Full decarbonisation may need a tripling of electricity generation

Expert tells Dublin climate conference of need to design new energy infrastructures

Countries may need two to three times the amount of electricity they use to fully decarbonise their economies, a leading climate expert has said.

Prof Jim McDonald from the University of Strathclyde in Scotland told the Dublin Climate Dialogues conference that the electrification of transport and domestic heating would require a massive hike in electrical generation.

He said the UK estimates its electricity needs will be two to three times what they are now by 2050 with the additional power coming from a range of clean-tech sources, including wind, solar and hydrogen.

While progress to decarbonise electricity has been remarkably successful in the burgeoning of renewables over the past decade, the new challenge is to do the same with heating and transport, he said.


This will require engineering entirely new energy infrastructures, including the construction of “pan-continental super grids” alongside micro grids or autonomous power cells for cities.

“It’s not about a single energy vector, it’s not about a single technology ... we need a systems architect,” Prof McDonald said.

“If we’ve more offshore wind, if we’ve got a target for greater hydrogen production, if we’re trying to get more electrification of transport or trying to decarbonise homes we need to see that in the context of whole system perspective,” he said.

Electric vehicles

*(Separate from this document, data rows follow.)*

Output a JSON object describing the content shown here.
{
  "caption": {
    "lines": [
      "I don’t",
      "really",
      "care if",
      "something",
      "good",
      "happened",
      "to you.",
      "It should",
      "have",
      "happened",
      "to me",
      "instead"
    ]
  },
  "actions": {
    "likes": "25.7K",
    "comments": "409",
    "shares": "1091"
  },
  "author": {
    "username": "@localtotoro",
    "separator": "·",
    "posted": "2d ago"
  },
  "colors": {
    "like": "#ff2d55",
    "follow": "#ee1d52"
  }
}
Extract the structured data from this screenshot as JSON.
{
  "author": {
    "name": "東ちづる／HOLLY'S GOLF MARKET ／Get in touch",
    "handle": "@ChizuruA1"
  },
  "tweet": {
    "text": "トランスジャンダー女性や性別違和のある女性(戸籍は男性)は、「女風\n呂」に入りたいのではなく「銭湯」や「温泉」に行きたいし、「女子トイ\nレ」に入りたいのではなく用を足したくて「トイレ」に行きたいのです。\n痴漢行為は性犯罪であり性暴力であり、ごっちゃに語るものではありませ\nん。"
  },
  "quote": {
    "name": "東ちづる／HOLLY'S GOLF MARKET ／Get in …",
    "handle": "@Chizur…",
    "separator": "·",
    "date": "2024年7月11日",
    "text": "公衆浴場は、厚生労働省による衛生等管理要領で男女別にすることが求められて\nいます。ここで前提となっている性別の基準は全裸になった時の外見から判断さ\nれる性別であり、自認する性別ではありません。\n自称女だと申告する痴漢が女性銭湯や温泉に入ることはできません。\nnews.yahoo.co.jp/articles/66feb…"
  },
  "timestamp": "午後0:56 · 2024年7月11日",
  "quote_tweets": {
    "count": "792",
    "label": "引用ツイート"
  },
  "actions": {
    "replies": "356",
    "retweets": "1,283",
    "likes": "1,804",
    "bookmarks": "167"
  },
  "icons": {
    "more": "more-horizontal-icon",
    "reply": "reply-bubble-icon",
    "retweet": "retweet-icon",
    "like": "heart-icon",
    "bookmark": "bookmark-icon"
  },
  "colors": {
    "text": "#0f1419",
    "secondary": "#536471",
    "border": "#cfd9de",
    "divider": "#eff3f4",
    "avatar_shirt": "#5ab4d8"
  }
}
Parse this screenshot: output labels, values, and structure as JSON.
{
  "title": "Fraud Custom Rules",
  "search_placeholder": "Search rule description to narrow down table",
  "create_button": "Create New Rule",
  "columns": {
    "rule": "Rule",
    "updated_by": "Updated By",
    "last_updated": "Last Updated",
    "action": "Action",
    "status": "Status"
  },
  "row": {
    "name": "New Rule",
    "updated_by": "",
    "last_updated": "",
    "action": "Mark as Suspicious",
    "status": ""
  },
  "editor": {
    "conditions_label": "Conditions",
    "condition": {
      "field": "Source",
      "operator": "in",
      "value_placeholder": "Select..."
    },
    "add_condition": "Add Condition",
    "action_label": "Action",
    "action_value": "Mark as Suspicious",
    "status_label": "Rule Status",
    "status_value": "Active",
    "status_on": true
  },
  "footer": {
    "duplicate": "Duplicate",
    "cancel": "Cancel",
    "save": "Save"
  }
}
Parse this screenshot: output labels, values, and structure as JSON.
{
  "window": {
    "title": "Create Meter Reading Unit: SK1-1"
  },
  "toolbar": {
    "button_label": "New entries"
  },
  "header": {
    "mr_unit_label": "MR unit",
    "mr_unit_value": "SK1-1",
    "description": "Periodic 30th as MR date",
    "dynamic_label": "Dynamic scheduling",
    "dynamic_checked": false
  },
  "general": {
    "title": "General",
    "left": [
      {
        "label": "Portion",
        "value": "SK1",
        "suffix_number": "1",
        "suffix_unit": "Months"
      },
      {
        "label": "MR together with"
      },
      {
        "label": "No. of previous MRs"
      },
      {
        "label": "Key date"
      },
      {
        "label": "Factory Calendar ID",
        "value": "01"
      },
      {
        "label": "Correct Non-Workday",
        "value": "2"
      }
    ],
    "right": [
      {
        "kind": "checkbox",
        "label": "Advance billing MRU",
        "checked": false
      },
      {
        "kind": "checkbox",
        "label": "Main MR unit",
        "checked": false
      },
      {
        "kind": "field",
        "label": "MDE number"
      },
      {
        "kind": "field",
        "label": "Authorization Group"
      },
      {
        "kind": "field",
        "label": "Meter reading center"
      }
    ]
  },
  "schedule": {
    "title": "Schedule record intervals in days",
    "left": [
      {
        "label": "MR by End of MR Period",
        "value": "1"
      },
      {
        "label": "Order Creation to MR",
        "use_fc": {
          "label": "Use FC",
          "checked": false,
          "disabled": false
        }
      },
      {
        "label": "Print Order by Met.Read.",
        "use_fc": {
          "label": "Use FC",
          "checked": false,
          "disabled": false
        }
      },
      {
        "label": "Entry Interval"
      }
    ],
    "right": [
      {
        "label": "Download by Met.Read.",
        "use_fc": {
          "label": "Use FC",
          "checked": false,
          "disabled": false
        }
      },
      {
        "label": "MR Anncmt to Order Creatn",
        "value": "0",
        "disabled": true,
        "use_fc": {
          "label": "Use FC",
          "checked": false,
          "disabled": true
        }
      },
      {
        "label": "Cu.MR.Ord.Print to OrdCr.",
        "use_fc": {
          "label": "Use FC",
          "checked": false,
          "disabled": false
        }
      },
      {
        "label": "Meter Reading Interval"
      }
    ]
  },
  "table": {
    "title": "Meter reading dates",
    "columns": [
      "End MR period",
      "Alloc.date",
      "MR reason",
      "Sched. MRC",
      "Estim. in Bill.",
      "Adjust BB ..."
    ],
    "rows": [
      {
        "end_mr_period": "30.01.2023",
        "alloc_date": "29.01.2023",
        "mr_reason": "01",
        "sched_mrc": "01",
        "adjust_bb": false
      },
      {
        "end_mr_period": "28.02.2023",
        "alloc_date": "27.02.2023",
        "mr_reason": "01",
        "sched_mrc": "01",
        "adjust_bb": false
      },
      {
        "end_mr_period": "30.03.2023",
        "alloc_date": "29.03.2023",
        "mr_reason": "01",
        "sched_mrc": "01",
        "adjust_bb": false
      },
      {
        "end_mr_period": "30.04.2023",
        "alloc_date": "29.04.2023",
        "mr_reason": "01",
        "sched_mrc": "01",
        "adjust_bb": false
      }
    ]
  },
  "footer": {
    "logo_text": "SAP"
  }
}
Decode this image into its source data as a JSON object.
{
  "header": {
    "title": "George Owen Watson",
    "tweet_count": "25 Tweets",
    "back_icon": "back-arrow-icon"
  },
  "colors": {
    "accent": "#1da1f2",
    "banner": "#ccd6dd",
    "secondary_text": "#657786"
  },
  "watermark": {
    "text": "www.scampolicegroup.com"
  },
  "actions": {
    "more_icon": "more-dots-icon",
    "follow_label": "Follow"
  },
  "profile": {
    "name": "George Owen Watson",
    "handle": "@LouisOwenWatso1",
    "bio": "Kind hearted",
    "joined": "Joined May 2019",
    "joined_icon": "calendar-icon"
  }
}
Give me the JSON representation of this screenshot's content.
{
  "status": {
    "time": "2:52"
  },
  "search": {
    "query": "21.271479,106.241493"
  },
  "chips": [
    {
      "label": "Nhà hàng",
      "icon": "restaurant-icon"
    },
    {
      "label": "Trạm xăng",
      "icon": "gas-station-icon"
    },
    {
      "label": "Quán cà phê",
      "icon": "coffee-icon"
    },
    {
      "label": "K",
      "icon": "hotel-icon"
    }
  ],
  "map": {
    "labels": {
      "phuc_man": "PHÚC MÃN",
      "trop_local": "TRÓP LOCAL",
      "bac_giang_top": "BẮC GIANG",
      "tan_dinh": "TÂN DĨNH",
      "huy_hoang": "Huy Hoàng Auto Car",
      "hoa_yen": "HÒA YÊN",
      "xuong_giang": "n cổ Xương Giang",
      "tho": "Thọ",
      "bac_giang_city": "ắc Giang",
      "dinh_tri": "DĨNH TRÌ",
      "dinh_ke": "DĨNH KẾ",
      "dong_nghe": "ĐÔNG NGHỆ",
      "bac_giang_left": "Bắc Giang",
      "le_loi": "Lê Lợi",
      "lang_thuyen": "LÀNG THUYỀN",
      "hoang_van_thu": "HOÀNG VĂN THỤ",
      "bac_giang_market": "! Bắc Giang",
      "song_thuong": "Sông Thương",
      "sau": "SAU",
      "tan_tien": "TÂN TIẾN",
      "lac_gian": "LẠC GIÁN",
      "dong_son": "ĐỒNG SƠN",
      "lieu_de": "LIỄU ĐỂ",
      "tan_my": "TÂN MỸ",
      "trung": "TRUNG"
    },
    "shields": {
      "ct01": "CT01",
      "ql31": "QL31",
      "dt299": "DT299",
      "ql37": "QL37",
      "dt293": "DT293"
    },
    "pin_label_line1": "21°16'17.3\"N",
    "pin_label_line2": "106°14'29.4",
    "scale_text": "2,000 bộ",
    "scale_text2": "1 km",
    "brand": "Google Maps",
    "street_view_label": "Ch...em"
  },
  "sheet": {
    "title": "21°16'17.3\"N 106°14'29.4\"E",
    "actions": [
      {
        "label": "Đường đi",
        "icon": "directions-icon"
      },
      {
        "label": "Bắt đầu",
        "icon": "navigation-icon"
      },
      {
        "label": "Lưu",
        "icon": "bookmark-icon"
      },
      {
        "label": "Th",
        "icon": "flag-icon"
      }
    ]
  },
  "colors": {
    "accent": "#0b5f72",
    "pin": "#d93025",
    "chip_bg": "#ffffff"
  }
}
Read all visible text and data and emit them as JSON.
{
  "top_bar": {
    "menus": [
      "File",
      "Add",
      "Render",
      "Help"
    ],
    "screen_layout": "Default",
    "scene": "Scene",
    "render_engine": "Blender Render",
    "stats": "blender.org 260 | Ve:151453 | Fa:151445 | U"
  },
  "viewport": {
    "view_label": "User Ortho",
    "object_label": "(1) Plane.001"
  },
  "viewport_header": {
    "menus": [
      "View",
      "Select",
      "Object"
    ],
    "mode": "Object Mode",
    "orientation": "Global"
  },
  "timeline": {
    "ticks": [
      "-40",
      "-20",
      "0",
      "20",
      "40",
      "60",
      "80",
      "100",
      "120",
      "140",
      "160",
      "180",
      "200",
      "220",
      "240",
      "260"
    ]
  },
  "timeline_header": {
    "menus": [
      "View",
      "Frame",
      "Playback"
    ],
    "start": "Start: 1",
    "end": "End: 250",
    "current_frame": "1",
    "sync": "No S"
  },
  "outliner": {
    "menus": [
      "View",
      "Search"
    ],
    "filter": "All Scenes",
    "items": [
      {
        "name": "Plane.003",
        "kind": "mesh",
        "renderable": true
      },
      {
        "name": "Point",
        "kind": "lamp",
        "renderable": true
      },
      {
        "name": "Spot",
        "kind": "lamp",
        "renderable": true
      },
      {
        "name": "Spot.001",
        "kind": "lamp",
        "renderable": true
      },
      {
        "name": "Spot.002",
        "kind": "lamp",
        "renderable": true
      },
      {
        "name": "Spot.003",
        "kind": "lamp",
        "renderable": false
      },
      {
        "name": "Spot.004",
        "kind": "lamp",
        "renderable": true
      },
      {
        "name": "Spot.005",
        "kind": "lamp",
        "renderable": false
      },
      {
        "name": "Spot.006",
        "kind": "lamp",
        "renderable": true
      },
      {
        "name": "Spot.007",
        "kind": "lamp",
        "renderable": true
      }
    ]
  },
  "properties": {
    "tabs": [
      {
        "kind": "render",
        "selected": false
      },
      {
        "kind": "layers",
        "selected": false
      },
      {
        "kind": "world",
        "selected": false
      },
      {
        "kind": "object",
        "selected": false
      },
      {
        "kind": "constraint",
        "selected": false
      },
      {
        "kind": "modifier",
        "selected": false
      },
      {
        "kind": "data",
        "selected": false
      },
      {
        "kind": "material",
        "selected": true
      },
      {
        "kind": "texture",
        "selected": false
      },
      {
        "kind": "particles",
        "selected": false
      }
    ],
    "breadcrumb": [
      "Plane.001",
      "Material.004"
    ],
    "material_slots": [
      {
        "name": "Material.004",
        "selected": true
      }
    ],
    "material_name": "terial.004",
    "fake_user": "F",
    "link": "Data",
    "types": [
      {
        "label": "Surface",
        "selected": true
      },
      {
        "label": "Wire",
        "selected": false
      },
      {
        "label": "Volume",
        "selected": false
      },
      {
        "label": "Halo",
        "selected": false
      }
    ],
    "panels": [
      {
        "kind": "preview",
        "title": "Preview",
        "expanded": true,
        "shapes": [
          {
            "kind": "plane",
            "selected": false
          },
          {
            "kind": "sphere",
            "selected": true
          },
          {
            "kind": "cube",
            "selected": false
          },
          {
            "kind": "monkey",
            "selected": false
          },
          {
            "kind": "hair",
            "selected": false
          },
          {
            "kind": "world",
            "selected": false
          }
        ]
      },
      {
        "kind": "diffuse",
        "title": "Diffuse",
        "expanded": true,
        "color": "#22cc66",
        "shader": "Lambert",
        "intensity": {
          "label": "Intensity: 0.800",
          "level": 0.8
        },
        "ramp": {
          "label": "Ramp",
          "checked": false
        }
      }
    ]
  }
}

Gerard Reid, co-founder and partner of Alexa Capita, said the global take-up of electrical vehicles (EVs) will be quicker than currently envisaged with possibly one billion EVs on the road by 2040.

US president Joe Biden has unveiled a new $174 billion (€142billion) electric vehicle plan with government grants for new battery production facilities and more than 500,000 charge points.

Despite pioneering the technology, the US is behind China in the race to manufacture these vehicles and the batteries that go in them.

The market for EVs in the Republic is on track to double this year on the back of EU directives and Government policies on climate action and growing consumer demand for affordable, greener motoring solutions.

While the pandemic resulted in another poor year for car sales in 2020, sales of electric cars actually rose both in real terms and as a proportion of the market.

Eoin Burke-Kennedy

Eoin Burke-Kennedy

Eoin Burke-Kennedy is Economics Correspondent of The Irish Times